One of the designers of this mid-engined car was Giotto Bizzarrini and the body was done by ItalDesign. AMC was quite taken with the result and initially thought they could sell 1,000 examples, but reality sank in pretty quickly and the final order was for 26 cars to be constructed in Italy by Bizzarrini. But only five were ever built (though Bizzarrini did built one more from spare parts after the fact).

Power comes from a 340 horsepower 6.4-liter V-8 and it was quick. This particular example was tested at Monza and it exceeded 160 mph. It was sold just two years later to a native of Indianapolis. The second restoration was performed at the expense of the current European owner in 2014. This is one of the rarest, most exotic American cars ever built – and it came from a company known primarily for the Gremlin. It should sell for between $900,000-$1,300,000. Click here for more info and here for more from this sale.

Update: Sold $891,000.

Ferrari 365 GTS

1969 Ferrari 365 GTS by Pininfarina

Offered by RM Sotheby’s | Phoenix, Arizona | January 19-20, 2017

Photo Courtesy of RM Sotheby’s

The number “365” is a little confusing in Ferrari history. There were a couple completely different cars carrying that number, including the 365 California, the 365 GT 2+2, the 365 GTC/GTS – all of these were somewhat related – and then there was the 365 GTB/4, which looked nothing like any of the others.

This car, of course, resembles the earlier 330 GTC, a car built between 1966 and 1968. The 365 GTC was a coupe built between 1968 and 1970. The GTS was the ultra-rare drop-top version of the same car. The 365 GTS differed from the 330 GTS in that it had a bigger engine. In this case, it’s a 320 horsepower, 4.4-liter V-12.

The 365 cars were rarer too, just 20 365 GTS models were ever built. This matching-numbers, six-owner example sports a restoration that is 20 years old but doesn’t look it. This is an easy million dollars at auction and you can see more here and more from this sale here.

Update: Sold $3,602,500.

Gilbern Genie

1969 Gilbern Genie

Offered by Brightwells | Leominster, U.K. | July 15, 2015

Photo - Brightwells

Photo – Brightwells

We’ll start by stating what should be the obvious: Gilbern Sports Cars (Components) Ltd built some great looking sports cars between 1959 and 1973. They built three different models and the Genie was the second.

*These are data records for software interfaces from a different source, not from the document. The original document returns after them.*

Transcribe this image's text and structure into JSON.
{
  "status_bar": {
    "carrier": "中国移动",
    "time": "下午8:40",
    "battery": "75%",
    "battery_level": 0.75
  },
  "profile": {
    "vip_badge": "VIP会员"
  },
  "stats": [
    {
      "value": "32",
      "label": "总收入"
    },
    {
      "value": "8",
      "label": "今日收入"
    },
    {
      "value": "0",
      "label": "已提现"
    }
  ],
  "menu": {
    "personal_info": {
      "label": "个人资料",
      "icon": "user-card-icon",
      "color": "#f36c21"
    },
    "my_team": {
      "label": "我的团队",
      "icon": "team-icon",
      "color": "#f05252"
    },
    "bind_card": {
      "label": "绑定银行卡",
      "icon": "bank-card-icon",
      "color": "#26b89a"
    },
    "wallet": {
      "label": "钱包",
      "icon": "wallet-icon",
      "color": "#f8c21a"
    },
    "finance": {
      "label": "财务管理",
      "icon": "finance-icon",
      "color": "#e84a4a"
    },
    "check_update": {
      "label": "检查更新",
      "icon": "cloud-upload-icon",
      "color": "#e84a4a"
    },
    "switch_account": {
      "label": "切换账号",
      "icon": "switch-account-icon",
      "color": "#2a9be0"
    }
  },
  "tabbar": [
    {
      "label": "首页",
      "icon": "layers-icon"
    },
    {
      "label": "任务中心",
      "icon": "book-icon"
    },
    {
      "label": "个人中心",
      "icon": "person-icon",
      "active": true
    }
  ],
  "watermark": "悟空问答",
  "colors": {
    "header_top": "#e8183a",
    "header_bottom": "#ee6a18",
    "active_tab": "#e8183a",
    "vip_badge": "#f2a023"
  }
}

Built between 1966 and 1969, the Genie was available as a kit based around MG and Ford parts. The engine is a 3.0-liter Ford V-6 making 141 horsepower. Gilbern cars were expensive for what they were and in 1969, this car cost around £2,000.

The Genie was the least most-produced of the three Gilbern production models with only 197 completed. This one looks very nice, having covered 92,000 miles. It is expected to bring between $7,800-$8,600 – which sounds like a steal for a car this good looking. Click here for more info and here for more from this sale.

Update: Sold $7,285.

The First McLaren Road Car

1969 McLaren M6GT Coupe

Offered by Bonhams | Francorchamps, Belgium | May 24, 2015

Photo - Bonhams

Photo – Bonhams

New Zealander Bruce McLaren founded the racing team that still bears his name to this day in 1963. McLaren was killed in 1970 in his own Can-Am car in a crash at Goodwood. Needless to say, his legacy is alive and well.

McLaren Can-Am cars were some of the best in the late-60s and early-70s. The M6A was their car for 1967. 1968 brought the M6B and for the 1969 24 Hours of Le Mans, the company was developing a closed-coupe sports car called the M6GT. In order to race it in a sports car class, they had to build models for the road. The plan didn’t work out, and only three prototypes were completed – two of which were converted from M6B Can-Am cars, and one, which was a road car built from scratch. The first road car was sold to a customer in the U.S.

The two converted M6Bs were converted to road cars and Bruce McLaren used one as a daily driver. This is the other one. It was sold to a racer named David Prophet who actually raced it for a little while. It was restored in 1996 and is perfect for the road today. It uses a 5.0-liter Chevrolet V-8 making 370 horsepower. It’s as sleek as a race car and can do 180 mph. While it may look like a kit car or something, this is a legitimate McLaren road car – the grandfather of the F1. It should sell for between $210,000-$260,000.  Click here for more info and here for more from Bonhams.

Update: Not sold.